Extracted entries »
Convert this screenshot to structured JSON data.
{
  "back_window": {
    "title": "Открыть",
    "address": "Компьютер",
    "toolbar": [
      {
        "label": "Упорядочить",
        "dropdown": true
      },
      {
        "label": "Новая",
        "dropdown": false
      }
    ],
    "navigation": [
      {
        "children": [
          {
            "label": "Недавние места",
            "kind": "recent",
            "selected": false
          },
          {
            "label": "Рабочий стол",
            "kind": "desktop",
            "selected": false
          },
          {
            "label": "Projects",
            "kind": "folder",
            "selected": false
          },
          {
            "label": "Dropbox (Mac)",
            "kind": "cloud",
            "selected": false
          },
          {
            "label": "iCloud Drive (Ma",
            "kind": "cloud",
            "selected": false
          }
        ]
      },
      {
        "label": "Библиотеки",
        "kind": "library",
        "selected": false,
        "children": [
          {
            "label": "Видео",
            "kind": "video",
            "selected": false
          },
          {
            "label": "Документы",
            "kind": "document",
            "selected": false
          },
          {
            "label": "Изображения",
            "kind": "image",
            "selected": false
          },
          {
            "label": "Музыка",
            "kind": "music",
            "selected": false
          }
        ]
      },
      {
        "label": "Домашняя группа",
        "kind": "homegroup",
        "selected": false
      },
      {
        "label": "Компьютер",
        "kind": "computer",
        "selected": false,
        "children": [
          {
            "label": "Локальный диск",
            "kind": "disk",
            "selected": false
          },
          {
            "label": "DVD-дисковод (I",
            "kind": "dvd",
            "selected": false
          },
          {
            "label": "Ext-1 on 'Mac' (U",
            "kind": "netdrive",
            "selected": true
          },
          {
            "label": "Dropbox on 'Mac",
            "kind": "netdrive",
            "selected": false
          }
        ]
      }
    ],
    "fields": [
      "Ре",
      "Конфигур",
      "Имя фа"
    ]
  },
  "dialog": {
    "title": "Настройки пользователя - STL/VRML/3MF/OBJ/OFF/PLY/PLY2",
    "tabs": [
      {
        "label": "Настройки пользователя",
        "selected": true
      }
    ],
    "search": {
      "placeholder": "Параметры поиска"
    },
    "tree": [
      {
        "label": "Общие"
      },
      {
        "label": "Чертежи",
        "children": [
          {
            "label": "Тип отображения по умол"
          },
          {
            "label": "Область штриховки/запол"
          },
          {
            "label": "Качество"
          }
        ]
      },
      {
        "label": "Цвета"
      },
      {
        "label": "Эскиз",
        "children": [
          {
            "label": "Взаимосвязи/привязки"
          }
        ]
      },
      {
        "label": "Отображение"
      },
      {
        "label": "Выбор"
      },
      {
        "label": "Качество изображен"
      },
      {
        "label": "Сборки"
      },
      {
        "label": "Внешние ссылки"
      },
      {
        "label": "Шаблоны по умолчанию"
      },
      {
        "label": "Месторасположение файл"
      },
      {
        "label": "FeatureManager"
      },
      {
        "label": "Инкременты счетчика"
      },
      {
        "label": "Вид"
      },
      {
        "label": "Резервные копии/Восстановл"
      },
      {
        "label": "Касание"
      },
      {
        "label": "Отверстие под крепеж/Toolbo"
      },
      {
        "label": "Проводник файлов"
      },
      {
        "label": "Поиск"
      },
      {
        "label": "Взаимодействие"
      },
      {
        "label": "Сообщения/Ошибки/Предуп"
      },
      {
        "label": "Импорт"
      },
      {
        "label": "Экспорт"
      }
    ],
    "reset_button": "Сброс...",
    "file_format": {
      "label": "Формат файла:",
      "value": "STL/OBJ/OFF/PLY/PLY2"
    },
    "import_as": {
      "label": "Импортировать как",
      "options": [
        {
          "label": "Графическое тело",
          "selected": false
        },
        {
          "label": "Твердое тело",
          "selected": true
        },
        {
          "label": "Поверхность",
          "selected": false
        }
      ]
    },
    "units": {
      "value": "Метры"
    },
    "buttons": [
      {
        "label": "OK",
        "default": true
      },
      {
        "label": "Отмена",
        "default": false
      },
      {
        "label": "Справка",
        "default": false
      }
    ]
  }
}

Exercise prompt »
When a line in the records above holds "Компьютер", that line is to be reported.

The completed task »
    "address": "Компьютер",
        "label": "Компьютер",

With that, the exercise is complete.